--- WHAT YOU HAVE TO DO ---
When the word "Play" shows up in a line of the data below, copy that whole line.
════════════════
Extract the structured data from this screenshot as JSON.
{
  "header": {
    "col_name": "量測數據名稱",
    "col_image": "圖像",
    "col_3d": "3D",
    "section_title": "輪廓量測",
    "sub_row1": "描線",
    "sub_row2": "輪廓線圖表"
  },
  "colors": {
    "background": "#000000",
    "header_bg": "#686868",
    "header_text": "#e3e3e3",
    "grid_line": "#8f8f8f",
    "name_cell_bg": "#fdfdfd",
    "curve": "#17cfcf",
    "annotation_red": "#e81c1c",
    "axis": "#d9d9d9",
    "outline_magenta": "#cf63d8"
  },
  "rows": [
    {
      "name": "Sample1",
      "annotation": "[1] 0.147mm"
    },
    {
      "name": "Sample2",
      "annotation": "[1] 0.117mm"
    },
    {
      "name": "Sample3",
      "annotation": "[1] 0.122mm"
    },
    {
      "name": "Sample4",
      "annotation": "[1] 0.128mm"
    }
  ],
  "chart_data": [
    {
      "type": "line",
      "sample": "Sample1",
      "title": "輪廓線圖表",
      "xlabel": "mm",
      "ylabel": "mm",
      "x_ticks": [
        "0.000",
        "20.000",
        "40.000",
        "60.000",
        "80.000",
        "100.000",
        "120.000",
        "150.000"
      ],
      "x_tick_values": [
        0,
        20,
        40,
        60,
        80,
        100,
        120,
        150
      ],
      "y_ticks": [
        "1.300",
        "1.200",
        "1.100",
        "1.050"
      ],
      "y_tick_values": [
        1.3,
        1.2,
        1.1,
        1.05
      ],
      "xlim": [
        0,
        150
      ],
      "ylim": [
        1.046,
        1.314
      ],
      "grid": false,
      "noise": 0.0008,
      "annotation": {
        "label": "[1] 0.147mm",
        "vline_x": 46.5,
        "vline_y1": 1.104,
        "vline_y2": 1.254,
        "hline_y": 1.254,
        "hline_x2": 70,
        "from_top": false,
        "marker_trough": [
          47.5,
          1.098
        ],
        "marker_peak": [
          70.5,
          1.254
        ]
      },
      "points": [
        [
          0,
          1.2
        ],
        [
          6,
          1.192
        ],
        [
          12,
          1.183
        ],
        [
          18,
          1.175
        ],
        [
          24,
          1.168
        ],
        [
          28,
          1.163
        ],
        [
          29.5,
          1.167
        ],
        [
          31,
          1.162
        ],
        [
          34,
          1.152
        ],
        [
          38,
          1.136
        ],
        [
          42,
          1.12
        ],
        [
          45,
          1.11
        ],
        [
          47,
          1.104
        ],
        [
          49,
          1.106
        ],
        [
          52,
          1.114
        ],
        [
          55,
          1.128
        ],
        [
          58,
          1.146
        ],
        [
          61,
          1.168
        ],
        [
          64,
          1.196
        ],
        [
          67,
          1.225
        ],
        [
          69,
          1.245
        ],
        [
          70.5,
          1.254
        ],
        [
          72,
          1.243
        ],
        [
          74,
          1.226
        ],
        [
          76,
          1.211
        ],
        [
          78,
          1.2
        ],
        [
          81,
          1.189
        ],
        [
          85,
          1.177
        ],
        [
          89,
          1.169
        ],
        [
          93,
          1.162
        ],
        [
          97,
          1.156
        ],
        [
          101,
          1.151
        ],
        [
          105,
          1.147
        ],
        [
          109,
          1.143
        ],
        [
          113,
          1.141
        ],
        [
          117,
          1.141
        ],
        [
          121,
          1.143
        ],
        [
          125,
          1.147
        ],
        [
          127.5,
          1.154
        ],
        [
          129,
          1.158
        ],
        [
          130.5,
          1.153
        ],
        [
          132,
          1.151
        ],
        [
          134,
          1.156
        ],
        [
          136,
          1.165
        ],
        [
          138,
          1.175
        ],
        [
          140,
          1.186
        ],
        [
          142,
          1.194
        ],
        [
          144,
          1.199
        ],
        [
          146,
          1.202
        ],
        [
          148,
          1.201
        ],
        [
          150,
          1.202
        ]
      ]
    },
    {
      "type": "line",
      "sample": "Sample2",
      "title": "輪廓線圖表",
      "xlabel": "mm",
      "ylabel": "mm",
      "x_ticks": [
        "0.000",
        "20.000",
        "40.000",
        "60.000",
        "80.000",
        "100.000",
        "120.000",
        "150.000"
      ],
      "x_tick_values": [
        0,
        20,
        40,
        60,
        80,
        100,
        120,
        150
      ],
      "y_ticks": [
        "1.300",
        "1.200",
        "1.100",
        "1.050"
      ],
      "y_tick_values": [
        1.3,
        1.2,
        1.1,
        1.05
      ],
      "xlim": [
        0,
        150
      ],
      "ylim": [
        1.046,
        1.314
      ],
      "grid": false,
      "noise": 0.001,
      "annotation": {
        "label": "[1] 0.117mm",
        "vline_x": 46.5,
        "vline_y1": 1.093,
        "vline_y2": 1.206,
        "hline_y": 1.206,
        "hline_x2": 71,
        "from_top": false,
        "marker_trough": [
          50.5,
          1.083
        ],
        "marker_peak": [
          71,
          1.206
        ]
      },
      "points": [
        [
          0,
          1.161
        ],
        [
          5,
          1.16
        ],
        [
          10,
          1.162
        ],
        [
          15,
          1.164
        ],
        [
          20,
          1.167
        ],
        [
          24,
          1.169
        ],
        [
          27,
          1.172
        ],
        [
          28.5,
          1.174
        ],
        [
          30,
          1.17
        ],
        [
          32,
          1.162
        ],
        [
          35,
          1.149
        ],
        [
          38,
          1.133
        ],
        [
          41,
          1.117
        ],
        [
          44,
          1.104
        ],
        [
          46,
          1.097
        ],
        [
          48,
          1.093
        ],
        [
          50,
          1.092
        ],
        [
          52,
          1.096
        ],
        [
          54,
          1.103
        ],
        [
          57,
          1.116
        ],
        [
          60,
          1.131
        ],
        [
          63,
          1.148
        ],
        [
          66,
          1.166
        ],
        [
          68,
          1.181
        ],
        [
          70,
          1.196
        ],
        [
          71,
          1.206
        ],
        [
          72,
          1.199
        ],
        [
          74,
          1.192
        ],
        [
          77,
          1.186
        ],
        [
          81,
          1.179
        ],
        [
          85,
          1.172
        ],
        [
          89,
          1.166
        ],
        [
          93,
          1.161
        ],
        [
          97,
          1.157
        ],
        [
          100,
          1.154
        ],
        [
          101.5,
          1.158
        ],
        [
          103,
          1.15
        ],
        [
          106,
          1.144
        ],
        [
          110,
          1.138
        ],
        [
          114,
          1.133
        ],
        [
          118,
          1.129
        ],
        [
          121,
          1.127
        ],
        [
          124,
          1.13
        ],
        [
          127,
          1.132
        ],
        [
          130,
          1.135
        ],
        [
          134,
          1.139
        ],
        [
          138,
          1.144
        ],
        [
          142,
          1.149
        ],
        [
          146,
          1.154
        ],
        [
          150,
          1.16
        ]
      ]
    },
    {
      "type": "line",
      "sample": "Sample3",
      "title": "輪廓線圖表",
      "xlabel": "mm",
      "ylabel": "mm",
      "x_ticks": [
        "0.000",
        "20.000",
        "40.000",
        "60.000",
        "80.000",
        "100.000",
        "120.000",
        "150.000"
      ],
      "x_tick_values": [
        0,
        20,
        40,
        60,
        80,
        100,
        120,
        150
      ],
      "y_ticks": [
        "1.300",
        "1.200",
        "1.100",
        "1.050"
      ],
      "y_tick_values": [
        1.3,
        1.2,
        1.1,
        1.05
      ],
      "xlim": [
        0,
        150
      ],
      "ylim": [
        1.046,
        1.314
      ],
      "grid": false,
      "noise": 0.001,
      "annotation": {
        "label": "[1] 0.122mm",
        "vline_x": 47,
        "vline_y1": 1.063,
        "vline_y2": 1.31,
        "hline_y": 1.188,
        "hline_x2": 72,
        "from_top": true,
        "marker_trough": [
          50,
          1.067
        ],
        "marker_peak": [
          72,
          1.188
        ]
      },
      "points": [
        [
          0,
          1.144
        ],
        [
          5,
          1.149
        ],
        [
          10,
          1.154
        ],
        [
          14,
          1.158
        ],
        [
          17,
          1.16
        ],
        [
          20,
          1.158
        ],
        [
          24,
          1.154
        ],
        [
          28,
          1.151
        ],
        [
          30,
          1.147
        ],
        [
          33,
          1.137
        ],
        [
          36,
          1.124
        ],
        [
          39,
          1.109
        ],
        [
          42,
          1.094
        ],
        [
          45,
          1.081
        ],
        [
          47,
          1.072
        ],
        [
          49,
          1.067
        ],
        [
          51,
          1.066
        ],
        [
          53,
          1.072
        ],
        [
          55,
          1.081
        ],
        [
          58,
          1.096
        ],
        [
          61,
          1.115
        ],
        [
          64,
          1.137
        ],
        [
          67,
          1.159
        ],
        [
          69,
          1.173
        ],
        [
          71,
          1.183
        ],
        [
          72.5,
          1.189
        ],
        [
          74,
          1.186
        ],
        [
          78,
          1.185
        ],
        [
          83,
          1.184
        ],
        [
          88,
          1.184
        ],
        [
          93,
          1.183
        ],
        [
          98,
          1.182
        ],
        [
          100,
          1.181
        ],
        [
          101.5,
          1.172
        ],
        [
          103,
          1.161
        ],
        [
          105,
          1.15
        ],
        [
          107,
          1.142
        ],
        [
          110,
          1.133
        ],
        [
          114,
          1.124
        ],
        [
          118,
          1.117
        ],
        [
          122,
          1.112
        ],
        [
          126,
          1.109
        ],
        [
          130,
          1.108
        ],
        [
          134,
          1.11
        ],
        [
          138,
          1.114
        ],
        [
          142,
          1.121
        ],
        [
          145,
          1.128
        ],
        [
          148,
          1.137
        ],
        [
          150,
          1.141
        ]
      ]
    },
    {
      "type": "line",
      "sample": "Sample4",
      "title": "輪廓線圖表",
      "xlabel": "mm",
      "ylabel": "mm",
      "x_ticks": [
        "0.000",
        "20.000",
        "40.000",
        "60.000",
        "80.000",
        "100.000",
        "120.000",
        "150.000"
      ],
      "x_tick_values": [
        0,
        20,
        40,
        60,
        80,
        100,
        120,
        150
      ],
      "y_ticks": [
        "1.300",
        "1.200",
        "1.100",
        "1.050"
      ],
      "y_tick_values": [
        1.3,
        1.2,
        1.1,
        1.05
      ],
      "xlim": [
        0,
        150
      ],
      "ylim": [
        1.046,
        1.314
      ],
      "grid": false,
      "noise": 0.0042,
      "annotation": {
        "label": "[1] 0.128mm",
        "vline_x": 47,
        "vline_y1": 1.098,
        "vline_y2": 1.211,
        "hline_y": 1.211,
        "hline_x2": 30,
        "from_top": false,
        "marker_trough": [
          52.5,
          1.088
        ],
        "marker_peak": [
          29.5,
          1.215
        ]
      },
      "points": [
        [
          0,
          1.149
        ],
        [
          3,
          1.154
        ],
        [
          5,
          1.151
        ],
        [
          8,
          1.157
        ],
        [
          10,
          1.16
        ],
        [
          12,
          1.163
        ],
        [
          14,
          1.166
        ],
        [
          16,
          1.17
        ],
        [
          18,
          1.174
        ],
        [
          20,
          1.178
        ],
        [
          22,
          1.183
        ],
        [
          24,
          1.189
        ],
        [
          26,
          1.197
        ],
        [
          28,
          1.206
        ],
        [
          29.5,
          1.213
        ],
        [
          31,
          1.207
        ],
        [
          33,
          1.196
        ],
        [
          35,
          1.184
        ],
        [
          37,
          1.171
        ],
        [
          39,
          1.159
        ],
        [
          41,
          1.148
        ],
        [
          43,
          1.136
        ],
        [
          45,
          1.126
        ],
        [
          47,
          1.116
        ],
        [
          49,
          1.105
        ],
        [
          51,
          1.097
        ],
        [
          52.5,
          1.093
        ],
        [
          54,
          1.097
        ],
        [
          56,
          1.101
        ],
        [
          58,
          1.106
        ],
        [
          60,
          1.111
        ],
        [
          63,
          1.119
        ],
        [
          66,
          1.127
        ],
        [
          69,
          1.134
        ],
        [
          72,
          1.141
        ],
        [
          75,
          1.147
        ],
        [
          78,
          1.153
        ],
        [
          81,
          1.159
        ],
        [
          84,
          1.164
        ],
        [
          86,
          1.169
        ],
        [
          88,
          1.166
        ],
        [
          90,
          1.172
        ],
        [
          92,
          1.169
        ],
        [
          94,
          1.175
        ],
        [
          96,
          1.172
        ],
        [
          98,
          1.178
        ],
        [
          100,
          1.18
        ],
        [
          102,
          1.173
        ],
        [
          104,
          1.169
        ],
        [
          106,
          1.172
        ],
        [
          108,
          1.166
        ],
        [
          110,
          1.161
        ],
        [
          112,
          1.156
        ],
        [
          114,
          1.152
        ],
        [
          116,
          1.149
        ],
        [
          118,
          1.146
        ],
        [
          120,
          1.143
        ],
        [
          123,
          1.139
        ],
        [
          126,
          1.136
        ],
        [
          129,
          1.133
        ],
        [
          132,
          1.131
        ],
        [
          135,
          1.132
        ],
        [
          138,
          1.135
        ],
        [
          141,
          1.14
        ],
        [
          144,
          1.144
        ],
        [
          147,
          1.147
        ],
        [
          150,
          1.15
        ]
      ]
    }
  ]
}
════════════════
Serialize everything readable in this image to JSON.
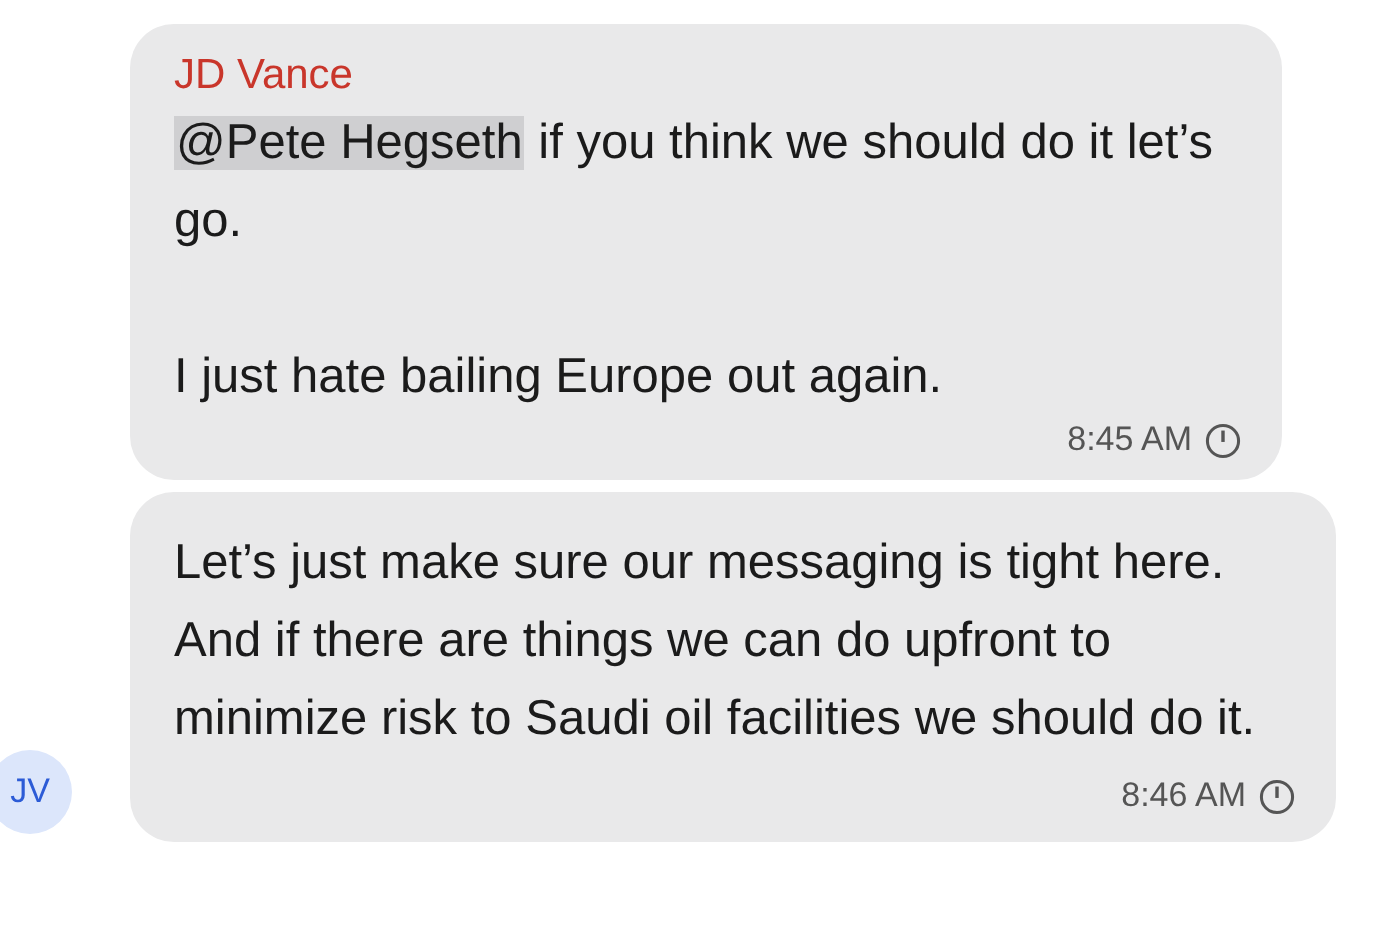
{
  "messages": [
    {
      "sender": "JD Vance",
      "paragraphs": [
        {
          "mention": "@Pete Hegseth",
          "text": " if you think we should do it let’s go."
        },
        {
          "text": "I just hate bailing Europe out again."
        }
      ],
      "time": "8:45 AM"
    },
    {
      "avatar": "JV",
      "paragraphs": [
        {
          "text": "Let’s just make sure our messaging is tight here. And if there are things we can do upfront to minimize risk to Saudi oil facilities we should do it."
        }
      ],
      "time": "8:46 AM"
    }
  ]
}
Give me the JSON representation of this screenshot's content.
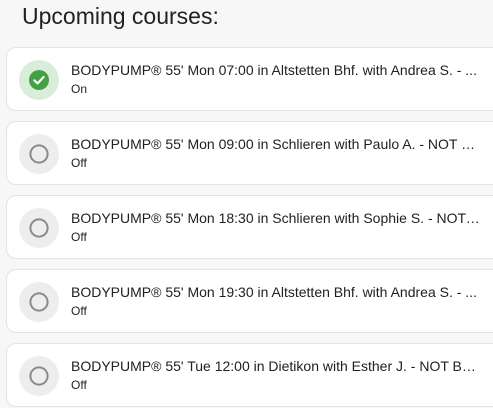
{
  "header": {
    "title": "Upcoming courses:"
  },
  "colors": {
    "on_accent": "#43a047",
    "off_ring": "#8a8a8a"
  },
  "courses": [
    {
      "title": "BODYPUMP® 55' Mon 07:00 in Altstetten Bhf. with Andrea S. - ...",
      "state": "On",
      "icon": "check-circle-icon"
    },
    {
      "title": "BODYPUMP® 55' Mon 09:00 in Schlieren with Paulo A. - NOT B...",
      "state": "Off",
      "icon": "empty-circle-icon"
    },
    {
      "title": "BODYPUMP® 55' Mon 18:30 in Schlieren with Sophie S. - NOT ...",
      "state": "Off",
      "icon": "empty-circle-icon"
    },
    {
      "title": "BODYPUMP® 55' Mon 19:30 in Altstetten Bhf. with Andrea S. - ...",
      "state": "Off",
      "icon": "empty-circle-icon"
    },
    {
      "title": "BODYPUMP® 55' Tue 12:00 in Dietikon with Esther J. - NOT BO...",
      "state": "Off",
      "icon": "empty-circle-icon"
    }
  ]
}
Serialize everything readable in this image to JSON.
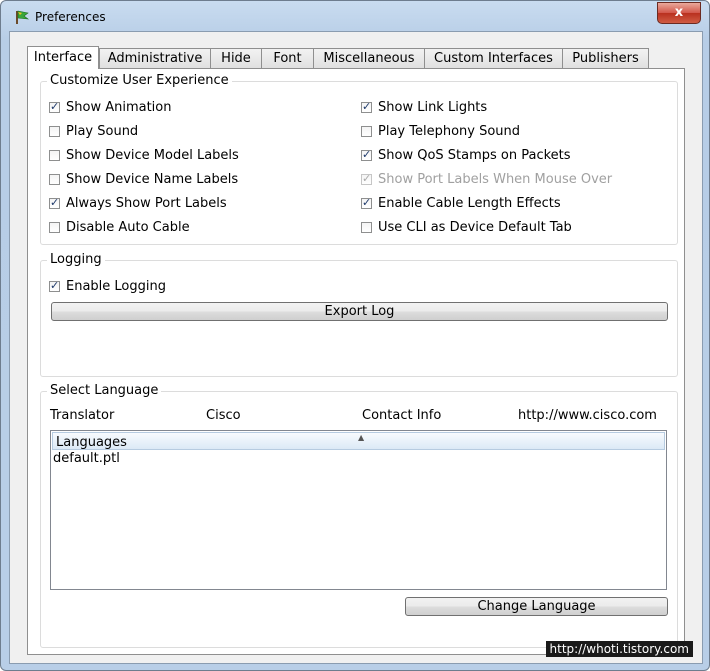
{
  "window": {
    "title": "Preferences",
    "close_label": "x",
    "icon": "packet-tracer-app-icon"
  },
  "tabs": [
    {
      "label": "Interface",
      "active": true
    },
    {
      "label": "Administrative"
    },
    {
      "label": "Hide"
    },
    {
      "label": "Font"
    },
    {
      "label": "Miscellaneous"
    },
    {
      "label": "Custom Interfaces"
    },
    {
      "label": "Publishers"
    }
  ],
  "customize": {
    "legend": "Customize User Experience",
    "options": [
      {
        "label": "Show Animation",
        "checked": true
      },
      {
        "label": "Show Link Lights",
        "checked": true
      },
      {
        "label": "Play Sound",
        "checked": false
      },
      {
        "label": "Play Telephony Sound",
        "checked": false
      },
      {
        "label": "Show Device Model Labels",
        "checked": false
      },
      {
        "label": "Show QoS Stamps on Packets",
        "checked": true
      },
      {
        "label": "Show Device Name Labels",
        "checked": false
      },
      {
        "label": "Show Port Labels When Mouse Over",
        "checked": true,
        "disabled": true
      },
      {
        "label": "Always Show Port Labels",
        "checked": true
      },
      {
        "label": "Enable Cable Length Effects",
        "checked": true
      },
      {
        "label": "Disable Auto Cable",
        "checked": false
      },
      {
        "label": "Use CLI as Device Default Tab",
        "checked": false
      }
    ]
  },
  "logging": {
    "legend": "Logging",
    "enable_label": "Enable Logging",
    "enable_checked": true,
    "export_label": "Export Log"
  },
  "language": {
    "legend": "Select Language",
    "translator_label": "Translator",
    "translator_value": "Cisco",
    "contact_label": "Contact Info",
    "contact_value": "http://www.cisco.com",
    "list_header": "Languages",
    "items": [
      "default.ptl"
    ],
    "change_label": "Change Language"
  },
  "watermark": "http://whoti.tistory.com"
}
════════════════
--- ANSWER SECTION ---
        "label": "Play Sound",
        "label": "Play Telephony Sound",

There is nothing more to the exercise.